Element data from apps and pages
****************************************
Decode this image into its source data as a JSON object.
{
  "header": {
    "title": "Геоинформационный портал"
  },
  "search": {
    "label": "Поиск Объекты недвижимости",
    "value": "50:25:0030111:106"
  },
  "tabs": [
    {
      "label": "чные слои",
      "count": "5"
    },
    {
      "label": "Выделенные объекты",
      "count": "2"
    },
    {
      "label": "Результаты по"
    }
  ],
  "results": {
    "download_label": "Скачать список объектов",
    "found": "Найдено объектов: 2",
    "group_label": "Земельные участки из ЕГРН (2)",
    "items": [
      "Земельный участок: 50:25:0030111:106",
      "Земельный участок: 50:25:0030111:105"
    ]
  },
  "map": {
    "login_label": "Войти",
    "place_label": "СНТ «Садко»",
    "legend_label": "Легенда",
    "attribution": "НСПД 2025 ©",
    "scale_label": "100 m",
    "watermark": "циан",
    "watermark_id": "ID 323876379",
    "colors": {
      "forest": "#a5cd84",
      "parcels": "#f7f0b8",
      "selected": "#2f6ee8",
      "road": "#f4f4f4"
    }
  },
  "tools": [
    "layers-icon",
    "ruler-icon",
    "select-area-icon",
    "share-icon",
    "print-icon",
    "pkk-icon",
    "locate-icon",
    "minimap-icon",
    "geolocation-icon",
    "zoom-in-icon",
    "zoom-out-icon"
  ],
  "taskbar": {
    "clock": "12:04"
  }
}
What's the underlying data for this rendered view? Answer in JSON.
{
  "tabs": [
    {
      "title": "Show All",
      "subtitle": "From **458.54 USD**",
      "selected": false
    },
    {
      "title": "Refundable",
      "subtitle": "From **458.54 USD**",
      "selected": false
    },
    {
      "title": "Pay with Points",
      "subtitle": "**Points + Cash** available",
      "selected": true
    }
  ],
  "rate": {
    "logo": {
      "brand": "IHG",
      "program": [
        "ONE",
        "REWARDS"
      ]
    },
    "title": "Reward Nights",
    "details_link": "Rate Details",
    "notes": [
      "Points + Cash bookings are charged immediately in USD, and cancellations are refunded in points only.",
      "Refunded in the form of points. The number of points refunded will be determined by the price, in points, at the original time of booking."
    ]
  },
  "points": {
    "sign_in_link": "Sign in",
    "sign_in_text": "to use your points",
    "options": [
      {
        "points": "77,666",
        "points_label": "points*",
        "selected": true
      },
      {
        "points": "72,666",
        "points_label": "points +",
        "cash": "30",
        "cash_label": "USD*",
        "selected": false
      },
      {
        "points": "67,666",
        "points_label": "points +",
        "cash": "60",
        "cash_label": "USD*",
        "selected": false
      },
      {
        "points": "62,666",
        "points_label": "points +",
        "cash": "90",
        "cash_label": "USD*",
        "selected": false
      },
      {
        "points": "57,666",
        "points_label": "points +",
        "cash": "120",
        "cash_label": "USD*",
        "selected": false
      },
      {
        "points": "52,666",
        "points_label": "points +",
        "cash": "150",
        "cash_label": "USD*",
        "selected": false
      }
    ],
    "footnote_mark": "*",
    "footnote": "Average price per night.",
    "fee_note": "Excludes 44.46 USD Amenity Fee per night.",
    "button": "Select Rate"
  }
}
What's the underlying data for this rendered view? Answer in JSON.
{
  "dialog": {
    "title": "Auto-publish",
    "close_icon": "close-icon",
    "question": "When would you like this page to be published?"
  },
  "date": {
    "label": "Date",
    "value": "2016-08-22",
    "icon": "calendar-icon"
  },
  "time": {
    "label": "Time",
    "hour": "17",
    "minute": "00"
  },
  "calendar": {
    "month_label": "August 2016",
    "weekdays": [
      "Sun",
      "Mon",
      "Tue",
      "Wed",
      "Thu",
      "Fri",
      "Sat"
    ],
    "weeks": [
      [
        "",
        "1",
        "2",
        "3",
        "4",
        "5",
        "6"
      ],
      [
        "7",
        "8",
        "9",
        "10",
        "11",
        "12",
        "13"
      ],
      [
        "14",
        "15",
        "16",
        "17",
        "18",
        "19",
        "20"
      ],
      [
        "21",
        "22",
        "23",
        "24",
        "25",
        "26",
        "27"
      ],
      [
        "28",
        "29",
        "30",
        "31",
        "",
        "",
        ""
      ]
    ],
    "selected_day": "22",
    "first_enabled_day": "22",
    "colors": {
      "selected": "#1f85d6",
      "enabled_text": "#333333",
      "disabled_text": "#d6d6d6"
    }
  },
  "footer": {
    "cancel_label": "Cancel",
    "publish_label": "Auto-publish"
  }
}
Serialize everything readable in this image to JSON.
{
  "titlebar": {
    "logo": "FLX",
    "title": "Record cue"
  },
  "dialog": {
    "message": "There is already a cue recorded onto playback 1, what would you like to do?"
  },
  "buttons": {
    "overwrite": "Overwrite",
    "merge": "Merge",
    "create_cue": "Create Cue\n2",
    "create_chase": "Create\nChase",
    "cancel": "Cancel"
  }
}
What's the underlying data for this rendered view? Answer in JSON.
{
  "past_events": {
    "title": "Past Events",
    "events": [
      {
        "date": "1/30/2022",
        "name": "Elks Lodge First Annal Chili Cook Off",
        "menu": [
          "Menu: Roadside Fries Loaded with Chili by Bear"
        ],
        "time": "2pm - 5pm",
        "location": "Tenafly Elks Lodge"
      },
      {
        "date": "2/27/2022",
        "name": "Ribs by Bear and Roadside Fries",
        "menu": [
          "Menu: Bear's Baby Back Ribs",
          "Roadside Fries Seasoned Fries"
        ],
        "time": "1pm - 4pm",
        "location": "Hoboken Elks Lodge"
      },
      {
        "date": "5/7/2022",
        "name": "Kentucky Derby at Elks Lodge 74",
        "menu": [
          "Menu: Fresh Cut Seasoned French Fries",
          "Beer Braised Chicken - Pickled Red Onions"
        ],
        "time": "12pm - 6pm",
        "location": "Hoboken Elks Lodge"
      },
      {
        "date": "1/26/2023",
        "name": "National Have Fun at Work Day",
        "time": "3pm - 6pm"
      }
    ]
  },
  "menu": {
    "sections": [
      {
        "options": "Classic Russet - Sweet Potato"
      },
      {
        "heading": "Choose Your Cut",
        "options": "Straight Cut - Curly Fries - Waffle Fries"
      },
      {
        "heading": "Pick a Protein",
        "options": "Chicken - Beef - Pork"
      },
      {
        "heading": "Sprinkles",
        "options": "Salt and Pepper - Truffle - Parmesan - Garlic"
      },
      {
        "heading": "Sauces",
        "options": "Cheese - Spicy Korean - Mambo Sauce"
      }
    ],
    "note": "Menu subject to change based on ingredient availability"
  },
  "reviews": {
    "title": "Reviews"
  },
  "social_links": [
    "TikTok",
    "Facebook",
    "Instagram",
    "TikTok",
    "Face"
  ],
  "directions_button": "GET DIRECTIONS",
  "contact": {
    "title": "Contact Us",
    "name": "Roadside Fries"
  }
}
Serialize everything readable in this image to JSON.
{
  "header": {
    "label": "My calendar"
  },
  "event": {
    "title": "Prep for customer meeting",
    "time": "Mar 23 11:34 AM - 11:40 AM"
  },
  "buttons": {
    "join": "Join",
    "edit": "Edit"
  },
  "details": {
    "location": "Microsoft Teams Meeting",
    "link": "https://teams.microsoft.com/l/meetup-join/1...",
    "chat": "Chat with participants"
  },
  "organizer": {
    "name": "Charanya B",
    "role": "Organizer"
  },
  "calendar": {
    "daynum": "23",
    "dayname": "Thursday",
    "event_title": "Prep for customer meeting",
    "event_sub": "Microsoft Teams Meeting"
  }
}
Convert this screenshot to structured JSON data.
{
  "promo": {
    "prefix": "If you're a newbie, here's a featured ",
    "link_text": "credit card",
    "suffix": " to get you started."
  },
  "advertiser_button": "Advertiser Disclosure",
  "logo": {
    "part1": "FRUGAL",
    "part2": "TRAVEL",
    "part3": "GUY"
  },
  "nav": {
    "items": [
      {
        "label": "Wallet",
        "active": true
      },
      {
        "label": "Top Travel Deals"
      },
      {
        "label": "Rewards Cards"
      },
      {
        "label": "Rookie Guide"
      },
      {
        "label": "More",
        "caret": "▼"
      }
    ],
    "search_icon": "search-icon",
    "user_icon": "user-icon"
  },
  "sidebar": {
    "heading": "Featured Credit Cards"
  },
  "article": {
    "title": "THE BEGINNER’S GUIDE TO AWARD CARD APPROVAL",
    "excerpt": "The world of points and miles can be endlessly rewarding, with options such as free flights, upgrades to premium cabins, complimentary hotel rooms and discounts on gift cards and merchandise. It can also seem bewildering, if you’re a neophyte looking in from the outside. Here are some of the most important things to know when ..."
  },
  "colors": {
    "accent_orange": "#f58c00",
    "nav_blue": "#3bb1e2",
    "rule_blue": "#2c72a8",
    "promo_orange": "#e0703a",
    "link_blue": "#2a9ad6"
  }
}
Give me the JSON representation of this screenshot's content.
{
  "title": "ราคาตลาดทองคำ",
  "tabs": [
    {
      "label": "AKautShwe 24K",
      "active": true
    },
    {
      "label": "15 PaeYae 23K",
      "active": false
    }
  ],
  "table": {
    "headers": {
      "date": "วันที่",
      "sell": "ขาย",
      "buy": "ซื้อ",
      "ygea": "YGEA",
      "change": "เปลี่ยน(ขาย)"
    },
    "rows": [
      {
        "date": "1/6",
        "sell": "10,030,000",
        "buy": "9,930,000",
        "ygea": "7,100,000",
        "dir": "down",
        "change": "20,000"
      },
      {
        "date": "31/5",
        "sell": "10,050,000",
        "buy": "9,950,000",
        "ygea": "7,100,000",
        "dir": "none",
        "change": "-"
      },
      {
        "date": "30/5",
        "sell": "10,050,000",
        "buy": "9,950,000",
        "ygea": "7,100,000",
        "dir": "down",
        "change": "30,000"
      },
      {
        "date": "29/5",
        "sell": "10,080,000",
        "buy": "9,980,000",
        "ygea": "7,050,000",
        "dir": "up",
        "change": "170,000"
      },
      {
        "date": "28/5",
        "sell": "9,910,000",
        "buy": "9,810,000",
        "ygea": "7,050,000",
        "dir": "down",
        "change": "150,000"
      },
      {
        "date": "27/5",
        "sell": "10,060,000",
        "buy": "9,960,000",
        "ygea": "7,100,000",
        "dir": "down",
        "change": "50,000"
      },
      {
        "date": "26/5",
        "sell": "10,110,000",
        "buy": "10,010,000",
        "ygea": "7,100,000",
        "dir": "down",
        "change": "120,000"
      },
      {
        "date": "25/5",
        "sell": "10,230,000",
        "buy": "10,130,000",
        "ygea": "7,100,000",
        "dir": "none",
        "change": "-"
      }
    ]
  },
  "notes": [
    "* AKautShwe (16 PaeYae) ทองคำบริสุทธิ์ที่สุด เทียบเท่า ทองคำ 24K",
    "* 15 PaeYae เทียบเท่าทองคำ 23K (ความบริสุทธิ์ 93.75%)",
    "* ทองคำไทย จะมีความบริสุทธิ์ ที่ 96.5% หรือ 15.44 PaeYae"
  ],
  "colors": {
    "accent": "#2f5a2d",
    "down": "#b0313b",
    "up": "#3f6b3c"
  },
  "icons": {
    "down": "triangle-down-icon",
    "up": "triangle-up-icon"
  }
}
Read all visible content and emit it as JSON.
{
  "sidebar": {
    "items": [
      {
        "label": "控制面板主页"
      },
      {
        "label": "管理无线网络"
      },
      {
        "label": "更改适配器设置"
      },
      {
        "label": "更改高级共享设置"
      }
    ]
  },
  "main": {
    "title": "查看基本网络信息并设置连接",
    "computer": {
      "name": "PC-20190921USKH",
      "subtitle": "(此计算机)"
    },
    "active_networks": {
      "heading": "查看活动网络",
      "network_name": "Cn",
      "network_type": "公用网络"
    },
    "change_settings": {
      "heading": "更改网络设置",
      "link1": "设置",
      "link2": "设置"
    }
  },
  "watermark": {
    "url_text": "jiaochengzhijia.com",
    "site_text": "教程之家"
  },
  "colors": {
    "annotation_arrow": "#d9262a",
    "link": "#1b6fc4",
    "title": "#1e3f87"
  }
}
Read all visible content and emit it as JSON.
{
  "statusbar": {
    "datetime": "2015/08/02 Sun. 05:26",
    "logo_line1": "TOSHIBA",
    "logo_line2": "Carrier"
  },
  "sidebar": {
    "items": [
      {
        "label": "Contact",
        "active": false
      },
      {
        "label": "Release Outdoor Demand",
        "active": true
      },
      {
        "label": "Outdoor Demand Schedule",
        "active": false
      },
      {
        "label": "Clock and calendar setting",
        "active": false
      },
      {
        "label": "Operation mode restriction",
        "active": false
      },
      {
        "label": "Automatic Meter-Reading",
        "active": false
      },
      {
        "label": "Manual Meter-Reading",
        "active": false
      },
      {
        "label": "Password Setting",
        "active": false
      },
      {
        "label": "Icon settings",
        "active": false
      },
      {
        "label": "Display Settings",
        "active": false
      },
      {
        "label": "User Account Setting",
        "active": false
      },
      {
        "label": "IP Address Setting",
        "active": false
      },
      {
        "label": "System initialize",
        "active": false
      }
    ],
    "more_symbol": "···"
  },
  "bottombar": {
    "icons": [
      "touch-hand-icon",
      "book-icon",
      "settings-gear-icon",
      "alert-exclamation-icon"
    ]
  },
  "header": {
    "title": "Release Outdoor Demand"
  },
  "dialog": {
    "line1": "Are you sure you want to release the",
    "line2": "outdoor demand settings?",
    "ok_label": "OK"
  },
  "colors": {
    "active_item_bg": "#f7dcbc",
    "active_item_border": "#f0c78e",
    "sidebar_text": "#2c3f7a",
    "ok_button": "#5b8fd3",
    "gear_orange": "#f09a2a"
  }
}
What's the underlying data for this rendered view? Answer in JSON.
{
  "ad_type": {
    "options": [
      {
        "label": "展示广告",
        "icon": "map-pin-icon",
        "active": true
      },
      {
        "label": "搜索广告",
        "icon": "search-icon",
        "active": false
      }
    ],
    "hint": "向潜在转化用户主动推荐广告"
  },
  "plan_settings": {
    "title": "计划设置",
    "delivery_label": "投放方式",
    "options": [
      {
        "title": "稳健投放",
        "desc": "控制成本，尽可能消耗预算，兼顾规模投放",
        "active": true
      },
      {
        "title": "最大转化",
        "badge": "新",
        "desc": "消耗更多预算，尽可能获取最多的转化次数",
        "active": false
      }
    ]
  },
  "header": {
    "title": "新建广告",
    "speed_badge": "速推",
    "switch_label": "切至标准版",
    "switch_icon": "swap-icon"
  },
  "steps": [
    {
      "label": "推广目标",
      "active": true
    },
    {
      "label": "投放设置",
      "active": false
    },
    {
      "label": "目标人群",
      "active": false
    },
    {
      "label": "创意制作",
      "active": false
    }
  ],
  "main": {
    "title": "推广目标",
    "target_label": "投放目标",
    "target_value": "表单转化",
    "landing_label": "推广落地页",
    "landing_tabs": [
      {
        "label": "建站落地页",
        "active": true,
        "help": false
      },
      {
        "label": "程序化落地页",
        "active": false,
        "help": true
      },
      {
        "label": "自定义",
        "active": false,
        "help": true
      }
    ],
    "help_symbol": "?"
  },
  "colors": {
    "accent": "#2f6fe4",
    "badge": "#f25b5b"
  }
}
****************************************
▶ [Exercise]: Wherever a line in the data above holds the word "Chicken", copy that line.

▶ [Answer to this exercise]:
          "Beer Braised Chicken - Pickled Red Onions"
        "options": "Chicken - Beef - Pork"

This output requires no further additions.